“It goes back to reading,” Siavash said. “As I read more, I feel I’m getting more comfortable, and it becomes natural to make your sentences sound logical and structurally right. I would suggest that [ESL students] get into the habit of reading. They should find topics where they are passionate. Then just read 5 or 10 or 15 minutes a day. It becomes a habit. There is no other way than practicing. You don’t have the genes built in. You have to gain it.”
Siavash wasn’t always an avid reader of English.
“To be honest, I hated reading,” he said. “I used to only read school materials, but now I’m changing. I read even more non-school materials now. I download interesting topics and read them during my 30-minute trip to and from school every day.”
After successfully completing EAP’s capstone course, ESLF 080, Siavash continued on in Capilano’s Business Administration program and is currently majoring in international business.
“It was still hard to communicate with people even after Level 8,” he said. “It takes a lot of time and effort to get comfortable with English. When I first started the business program, I wasn’t so involved because it requires lots of participation and communication. You have to be self-confident enough to open up to people. Fortunately, Capilano gives you enough experience and practice to open up.”

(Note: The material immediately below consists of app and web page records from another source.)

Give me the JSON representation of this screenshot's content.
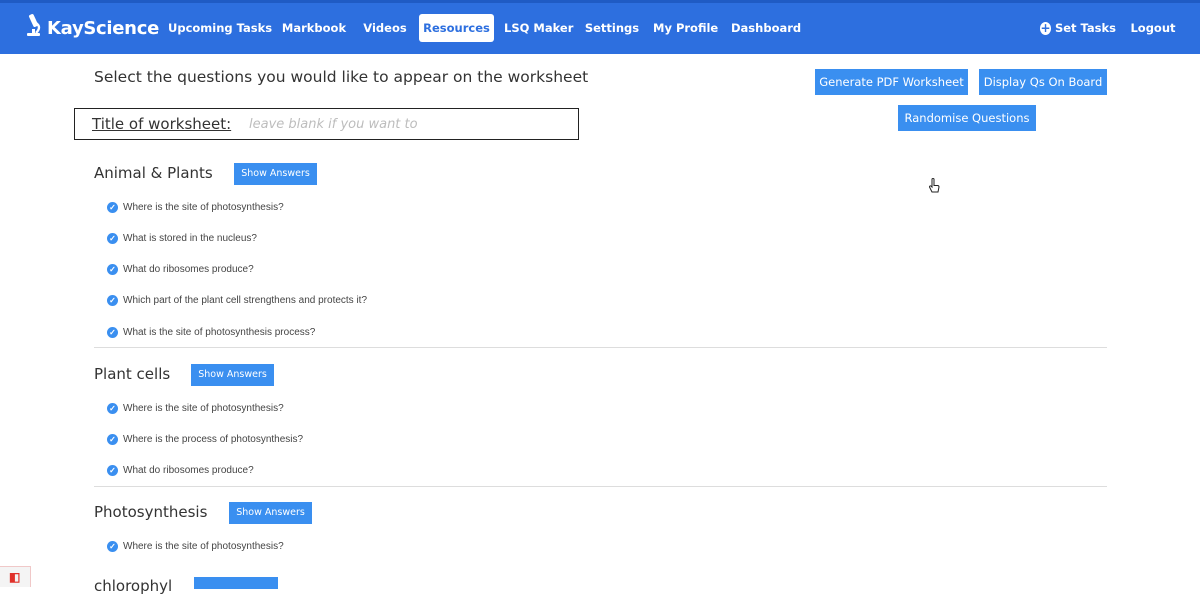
{
  "nav": {
    "brand": "KayScience",
    "items": [
      "Upcoming Tasks",
      "Markbook",
      "Videos",
      "Resources",
      "LSQ Maker",
      "Settings",
      "My Profile",
      "Dashboard"
    ],
    "active": "Resources",
    "set_tasks": "Set Tasks",
    "logout": "Logout"
  },
  "page": {
    "heading": "Select the questions you would like to appear on the worksheet",
    "title_label": "Title of worksheet:",
    "title_placeholder": "leave blank if you want to"
  },
  "actions": {
    "generate_pdf": "Generate PDF Worksheet",
    "display_board": "Display Qs On Board",
    "randomise": "Randomise Questions"
  },
  "sections": [
    {
      "title": "Animal & Plants",
      "show_answers": "Show Answers",
      "questions": [
        "Where is the site of photosynthesis?",
        "What is stored in the nucleus?",
        "What do ribosomes produce?",
        "Which part of the plant cell strengthens and protects it?",
        "What is the site of photosynthesis process?"
      ]
    },
    {
      "title": "Plant cells",
      "show_answers": "Show Answers",
      "questions": [
        "Where is the site of photosynthesis?",
        "Where is the process of photosynthesis?",
        "What do ribosomes produce?"
      ]
    },
    {
      "title": "Photosynthesis",
      "show_answers": "Show Answers",
      "questions": [
        "Where is the site of photosynthesis?"
      ]
    },
    {
      "title": "chlorophyl"
    }
  ],
  "colors": {
    "nav": "#2d6fdf",
    "button": "#3a8ff0",
    "check": "#3a8ff0"
  },
  "icons": {
    "brand": "microscope-icon",
    "set_tasks": "plus-circle-icon",
    "question": "check-circle-icon",
    "cursor": "hand-pointer-icon",
    "corner": "laravel-logo-icon"
  }
}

In fact, Siavash said that only after he began volunteering at Lions Gate Hospital, did he finally start to feel fully comfortable with his communication abilities in English.
“When I realized I could use what I had been learning through helping senior citizens, it made me more motivated to pay attention in school,” he said.
This leads to some advice Siavash has the about the importance of volunteering in the community to improve English skills.
“Get involved in community activities to implement what you’ve been taught in school,” he said. “It doesn’t matter how good your English is. Everyone in Canada has an expectation of meeting a second language speaker, but they still expect you to get involved.”
Finally, Siavash points out that there is one other advantage to interacting with Canadians rather than with members of his own ethnic group: sharing your own individual identity along with information about your cultural background.
“People were actually interested in knowing my culture’s food, table manners, etc,” he said. “I didn’t try to hide it. Just be yourself...and you can make a new life here because Canadians show interest.”